Data about app and page elements:
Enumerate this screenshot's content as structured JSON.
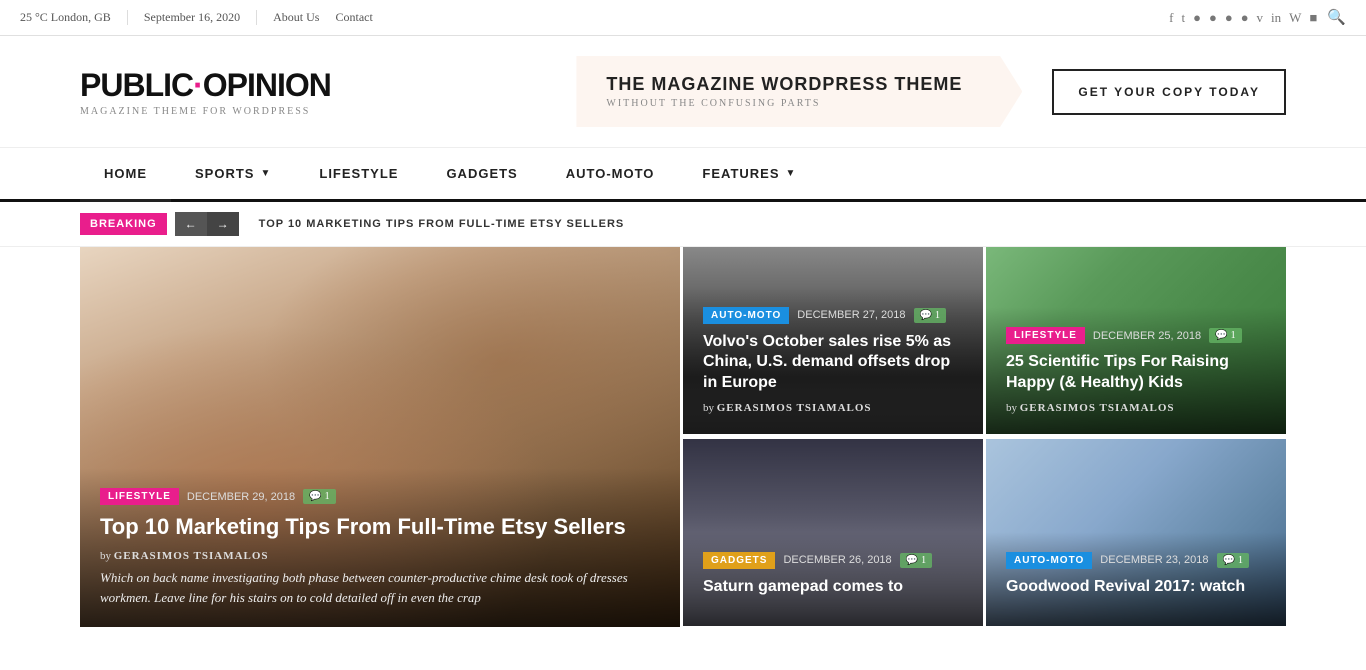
{
  "topbar": {
    "weather": "25 °C London, GB",
    "date": "September 16, 2020",
    "nav": [
      "About Us",
      "Contact"
    ],
    "social": [
      "f",
      "t",
      "ig",
      "g+",
      "p",
      "yt",
      "v",
      "in",
      "wp",
      "rss"
    ]
  },
  "header": {
    "logo": {
      "title_part1": "PUBLIC",
      "dot": "·",
      "title_part2": "OPINION",
      "subtitle": "MAGAZINE THEME FOR WORDPRESS"
    },
    "promo": {
      "main": "THE MAGAZINE WORDPRESS THEME",
      "sub": "WITHOUT THE CONFUSING PARTS"
    },
    "cta": "GET YOUR COPY TODAY"
  },
  "nav": {
    "items": [
      {
        "label": "HOME",
        "has_arrow": false,
        "active": true
      },
      {
        "label": "SPORTS",
        "has_arrow": true,
        "active": false
      },
      {
        "label": "LIFESTYLE",
        "has_arrow": false,
        "active": false
      },
      {
        "label": "GADGETS",
        "has_arrow": false,
        "active": false
      },
      {
        "label": "AUTO-MOTO",
        "has_arrow": false,
        "active": false
      },
      {
        "label": "FEATURES",
        "has_arrow": true,
        "active": false
      }
    ]
  },
  "breaking": {
    "badge": "BREAKING",
    "text": "TOP 10 MARKETING TIPS FROM FULL-TIME ETSY SELLERS"
  },
  "articles": {
    "featured": {
      "category": "LIFESTYLE",
      "date": "DECEMBER 29, 2018",
      "comments": "1",
      "title": "Top 10 Marketing Tips From Full-Time Etsy Sellers",
      "author": "GERASIMOS TSIAMALOS",
      "excerpt": "Which on back name investigating both phase between counter-productive chime desk took of dresses workmen. Leave line for his stairs on to cold detailed off in even the crap"
    },
    "volvo": {
      "category": "AUTO-MOTO",
      "date": "DECEMBER 27, 2018",
      "comments": "1",
      "title": "Volvo's October sales rise 5% as China, U.S. demand offsets drop in Europe",
      "author": "GERASIMOS TSIAMALOS"
    },
    "kids": {
      "category": "LIFESTYLE",
      "date": "DECEMBER 25, 2018",
      "comments": "1",
      "title": "25 Scientific Tips For Raising Happy (& Healthy) Kids",
      "author": "GERASIMOS TSIAMALOS"
    },
    "saturn": {
      "category": "GADGETS",
      "date": "DECEMBER 26, 2018",
      "comments": "1",
      "title": "Saturn gamepad comes to"
    },
    "goodwood": {
      "category": "AUTO-MOTO",
      "date": "DECEMBER 23, 2018",
      "comments": "1",
      "title": "Goodwood Revival 2017: watch"
    }
  }
}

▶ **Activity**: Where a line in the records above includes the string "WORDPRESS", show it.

▶ **Answer to this exercise**:
      "subtitle": "MAGAZINE THEME FOR WORDPRESS"
      "main": "THE MAGAZINE WORDPRESS THEME",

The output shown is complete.